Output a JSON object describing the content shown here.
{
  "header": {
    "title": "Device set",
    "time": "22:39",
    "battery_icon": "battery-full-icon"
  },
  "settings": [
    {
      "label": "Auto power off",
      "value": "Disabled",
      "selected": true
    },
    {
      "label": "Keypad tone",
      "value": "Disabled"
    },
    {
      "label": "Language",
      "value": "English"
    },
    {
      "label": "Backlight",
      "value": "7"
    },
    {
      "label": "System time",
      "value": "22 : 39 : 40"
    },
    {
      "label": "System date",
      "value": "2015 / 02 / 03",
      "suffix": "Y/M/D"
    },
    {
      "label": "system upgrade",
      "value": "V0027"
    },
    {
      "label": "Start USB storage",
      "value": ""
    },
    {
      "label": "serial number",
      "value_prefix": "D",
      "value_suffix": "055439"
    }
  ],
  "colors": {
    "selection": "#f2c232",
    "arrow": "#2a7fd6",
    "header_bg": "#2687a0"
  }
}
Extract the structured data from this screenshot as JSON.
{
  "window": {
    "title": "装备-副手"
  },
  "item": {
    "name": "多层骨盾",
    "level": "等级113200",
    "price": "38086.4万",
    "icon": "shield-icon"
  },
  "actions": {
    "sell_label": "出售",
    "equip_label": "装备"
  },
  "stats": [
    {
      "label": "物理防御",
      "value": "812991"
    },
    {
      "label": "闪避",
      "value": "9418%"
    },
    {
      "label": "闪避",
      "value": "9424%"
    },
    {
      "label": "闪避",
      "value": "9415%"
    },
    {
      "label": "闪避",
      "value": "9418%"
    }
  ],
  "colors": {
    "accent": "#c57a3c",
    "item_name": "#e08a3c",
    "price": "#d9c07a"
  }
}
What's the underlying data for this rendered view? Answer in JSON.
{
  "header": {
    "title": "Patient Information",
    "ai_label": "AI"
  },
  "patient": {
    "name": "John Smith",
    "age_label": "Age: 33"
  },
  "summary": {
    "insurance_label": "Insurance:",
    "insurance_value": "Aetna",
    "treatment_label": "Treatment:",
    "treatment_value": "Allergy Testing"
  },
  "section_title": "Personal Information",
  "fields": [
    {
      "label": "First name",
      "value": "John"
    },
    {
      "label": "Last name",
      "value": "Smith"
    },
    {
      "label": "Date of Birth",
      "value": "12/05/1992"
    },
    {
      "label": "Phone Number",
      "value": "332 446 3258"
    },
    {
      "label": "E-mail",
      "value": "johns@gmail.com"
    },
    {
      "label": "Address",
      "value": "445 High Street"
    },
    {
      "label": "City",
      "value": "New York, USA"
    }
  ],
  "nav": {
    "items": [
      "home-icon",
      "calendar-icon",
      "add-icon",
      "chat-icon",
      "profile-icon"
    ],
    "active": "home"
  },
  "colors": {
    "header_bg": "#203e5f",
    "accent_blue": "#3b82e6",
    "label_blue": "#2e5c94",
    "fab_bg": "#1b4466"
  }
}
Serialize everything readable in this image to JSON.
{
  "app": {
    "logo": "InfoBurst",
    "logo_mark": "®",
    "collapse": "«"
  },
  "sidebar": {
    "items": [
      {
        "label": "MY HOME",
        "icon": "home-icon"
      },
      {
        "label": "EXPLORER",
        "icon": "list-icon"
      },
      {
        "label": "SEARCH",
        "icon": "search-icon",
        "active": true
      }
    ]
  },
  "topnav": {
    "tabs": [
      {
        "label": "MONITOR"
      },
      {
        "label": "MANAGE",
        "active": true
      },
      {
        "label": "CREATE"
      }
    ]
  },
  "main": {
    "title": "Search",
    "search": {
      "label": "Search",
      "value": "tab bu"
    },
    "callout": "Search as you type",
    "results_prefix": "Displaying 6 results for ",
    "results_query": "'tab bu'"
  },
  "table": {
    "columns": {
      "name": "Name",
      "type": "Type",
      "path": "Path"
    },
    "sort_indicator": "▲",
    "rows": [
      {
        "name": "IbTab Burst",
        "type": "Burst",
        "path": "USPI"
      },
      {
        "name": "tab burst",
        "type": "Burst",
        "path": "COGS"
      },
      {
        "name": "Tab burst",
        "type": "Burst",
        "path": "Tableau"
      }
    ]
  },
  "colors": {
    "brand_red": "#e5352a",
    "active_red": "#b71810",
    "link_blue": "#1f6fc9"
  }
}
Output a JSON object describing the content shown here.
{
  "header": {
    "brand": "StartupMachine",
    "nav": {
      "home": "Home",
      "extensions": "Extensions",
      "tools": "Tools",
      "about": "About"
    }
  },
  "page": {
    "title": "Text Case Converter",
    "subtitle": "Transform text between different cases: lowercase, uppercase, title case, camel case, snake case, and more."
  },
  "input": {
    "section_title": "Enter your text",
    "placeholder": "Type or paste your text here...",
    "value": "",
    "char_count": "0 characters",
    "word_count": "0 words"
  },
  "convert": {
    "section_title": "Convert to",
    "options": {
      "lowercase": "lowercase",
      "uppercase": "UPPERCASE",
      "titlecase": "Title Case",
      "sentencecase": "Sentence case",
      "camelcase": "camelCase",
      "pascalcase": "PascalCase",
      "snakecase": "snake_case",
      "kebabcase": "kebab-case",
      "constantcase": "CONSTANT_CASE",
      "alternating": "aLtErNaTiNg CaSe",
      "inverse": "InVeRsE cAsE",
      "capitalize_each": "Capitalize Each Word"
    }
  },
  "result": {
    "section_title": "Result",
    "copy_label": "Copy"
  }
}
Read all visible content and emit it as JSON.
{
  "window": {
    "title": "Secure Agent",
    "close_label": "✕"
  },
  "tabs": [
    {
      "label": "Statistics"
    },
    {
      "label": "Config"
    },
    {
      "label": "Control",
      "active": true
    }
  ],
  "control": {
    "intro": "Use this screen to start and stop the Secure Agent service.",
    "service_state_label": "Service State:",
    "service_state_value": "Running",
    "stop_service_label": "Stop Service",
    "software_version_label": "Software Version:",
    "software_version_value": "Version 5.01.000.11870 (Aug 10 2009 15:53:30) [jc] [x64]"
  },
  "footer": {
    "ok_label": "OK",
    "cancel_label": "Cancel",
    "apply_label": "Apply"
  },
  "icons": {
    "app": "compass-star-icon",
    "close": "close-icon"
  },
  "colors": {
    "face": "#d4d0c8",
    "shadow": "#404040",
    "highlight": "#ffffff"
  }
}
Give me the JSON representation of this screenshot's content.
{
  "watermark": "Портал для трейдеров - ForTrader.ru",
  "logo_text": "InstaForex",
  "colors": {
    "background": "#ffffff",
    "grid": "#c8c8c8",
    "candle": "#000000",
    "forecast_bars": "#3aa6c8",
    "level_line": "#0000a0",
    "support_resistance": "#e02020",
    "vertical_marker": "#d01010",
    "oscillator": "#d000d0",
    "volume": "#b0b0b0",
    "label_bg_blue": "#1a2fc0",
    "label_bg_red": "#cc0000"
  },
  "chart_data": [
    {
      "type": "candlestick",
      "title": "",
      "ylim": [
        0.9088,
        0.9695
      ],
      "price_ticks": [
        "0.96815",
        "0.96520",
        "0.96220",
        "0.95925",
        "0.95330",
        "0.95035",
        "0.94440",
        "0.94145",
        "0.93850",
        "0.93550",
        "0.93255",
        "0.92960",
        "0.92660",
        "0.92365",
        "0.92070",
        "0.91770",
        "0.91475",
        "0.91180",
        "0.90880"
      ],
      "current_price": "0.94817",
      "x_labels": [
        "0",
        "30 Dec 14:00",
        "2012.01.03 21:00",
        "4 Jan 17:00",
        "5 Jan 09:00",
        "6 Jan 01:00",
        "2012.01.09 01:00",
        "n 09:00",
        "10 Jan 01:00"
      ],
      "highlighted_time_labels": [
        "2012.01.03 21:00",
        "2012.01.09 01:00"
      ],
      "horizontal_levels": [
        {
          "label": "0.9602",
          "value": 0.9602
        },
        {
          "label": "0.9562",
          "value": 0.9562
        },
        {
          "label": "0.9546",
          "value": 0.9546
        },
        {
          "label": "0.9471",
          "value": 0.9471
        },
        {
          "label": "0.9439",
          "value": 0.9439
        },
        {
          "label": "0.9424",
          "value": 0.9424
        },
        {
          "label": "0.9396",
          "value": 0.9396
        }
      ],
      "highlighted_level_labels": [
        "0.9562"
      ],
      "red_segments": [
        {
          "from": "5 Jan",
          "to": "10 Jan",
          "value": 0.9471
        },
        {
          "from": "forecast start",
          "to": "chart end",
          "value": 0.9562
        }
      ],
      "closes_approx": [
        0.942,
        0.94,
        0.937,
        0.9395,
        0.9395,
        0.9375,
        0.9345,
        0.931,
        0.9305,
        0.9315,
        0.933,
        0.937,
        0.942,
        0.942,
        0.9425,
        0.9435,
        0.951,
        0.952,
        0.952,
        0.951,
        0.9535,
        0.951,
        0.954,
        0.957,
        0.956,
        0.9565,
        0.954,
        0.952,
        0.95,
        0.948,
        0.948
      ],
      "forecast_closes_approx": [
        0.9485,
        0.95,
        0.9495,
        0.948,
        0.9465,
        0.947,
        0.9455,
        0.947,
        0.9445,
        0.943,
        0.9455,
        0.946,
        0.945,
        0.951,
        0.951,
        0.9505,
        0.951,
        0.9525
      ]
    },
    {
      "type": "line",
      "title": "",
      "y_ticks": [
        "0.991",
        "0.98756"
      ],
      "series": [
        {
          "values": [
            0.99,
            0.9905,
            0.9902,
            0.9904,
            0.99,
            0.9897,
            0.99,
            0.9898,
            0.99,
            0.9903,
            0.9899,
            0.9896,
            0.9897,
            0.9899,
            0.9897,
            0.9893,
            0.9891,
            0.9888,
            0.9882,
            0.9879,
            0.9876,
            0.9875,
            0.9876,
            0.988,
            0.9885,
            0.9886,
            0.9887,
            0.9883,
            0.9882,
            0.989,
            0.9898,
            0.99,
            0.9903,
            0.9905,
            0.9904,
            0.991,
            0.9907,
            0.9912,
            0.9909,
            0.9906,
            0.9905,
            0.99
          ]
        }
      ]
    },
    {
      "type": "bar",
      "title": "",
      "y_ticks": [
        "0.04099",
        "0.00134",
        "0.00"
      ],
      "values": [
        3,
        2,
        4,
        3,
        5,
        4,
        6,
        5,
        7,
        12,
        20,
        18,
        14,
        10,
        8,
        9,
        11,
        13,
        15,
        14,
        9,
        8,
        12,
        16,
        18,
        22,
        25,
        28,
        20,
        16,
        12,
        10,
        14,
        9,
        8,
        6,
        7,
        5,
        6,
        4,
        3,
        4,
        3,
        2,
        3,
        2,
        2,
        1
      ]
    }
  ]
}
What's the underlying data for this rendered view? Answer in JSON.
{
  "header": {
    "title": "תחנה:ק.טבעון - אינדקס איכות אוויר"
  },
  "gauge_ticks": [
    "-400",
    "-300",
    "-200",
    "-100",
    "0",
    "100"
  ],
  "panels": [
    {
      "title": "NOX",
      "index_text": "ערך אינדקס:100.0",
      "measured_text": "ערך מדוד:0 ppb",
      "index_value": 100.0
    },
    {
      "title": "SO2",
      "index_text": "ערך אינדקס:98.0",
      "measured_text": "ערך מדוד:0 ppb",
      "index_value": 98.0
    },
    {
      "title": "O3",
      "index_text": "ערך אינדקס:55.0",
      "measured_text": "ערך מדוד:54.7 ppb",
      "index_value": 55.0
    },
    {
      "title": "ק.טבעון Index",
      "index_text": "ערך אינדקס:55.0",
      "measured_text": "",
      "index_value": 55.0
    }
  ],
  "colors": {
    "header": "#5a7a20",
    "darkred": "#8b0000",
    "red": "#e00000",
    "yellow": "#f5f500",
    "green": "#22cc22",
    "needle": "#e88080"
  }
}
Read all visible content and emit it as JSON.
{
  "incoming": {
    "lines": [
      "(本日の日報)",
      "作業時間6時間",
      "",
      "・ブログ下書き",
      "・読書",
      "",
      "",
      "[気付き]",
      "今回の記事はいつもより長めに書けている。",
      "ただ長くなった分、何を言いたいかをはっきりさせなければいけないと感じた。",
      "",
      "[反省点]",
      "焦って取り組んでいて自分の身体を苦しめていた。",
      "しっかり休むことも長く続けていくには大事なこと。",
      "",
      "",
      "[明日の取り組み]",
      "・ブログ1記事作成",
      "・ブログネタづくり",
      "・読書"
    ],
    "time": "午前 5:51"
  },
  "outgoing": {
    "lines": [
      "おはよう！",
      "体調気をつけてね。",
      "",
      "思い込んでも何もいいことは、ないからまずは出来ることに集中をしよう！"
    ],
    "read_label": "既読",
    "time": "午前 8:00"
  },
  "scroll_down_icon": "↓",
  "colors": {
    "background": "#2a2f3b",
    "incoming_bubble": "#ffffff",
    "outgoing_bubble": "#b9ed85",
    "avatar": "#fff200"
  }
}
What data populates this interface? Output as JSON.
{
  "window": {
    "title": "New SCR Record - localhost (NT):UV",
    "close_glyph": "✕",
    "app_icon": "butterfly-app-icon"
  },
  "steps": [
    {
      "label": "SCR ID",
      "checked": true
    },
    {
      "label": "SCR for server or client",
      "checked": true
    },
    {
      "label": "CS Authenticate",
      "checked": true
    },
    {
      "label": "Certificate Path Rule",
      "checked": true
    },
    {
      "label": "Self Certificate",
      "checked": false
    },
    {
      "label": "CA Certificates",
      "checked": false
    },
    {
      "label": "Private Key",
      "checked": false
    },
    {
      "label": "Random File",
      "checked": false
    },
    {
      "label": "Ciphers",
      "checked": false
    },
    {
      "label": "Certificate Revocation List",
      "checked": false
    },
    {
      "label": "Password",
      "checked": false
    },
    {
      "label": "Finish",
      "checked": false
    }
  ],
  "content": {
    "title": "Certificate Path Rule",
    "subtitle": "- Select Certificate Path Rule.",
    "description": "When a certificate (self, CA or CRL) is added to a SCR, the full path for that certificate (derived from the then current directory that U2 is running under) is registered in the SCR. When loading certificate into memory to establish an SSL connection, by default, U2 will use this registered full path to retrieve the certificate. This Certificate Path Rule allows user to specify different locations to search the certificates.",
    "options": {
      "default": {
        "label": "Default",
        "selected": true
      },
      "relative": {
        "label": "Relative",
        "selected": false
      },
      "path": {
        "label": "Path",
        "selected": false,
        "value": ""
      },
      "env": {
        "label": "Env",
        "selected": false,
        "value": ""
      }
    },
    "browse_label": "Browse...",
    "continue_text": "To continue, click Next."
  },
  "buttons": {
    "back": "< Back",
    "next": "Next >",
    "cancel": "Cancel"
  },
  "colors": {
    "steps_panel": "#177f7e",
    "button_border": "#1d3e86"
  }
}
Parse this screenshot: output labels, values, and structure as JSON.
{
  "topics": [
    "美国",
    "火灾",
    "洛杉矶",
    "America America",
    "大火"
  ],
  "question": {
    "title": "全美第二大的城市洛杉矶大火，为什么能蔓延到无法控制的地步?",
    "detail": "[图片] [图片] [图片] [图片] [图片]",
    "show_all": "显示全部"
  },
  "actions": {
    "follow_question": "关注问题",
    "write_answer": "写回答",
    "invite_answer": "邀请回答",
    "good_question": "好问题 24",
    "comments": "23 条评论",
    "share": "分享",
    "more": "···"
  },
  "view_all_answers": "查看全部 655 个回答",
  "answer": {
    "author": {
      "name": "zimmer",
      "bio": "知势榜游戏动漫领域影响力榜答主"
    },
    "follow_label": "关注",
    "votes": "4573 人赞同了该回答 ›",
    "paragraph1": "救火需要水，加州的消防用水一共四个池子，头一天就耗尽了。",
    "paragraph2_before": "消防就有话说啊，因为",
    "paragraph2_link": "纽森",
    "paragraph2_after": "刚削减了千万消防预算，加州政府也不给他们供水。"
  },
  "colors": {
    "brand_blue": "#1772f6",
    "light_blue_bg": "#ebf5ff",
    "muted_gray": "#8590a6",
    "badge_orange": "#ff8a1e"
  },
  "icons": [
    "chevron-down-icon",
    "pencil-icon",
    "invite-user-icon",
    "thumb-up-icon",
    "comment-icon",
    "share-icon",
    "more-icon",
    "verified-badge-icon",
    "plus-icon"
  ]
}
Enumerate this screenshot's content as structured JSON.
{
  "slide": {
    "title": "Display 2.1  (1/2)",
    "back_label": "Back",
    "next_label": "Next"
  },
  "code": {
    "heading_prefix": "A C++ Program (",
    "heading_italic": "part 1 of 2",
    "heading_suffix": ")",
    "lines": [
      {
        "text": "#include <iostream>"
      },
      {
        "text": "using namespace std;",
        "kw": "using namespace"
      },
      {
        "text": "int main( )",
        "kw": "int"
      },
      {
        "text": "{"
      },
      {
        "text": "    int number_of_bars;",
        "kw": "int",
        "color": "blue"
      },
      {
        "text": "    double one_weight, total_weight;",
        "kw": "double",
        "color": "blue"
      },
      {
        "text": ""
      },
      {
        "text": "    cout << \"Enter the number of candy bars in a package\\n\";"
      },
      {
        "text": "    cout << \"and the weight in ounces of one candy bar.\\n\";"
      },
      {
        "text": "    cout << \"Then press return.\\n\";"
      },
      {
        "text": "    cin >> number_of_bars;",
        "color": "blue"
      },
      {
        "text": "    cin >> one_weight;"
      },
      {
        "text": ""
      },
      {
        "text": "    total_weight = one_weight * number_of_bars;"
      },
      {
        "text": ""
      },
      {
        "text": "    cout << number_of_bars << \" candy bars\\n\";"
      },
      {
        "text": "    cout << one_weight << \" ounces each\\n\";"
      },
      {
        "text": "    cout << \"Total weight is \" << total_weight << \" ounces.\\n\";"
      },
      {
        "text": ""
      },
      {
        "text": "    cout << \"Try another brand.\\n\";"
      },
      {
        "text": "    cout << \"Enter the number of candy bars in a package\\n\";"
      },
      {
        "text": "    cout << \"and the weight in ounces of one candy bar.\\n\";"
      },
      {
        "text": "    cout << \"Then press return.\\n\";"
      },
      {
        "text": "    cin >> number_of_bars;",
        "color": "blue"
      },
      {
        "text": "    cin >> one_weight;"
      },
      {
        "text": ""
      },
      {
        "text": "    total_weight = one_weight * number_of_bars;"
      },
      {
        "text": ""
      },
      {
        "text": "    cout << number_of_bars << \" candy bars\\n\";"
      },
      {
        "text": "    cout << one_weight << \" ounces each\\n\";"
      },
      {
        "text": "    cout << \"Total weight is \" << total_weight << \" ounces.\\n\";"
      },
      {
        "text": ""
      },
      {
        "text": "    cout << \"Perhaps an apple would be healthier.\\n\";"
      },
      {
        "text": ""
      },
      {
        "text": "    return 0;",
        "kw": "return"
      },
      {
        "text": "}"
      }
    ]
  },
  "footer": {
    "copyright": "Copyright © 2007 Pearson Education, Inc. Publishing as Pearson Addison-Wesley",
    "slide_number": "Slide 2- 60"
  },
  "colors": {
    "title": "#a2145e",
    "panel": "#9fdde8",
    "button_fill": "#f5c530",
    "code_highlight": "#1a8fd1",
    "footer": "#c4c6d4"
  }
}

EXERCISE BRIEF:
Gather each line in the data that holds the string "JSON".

ANSWER BOX:
Output a JSON object describing the content shown here.
Extract the structured data from this screenshot as JSON.
What's the underlying data for this rendered view? Answer in JSON.
Serialize everything readable in this image to JSON.
Output a JSON object describing the content shown here.
Read all visible content and emit it as JSON.
Give me the JSON representation of this screenshot's content.
What's the underlying data for this rendered view? Answer in JSON.
Read all visible content and emit it as JSON.
What data populates this interface? Output as JSON.
Parse this screenshot: output labels, values, and structure as JSON.
Enumerate this screenshot's content as structured JSON.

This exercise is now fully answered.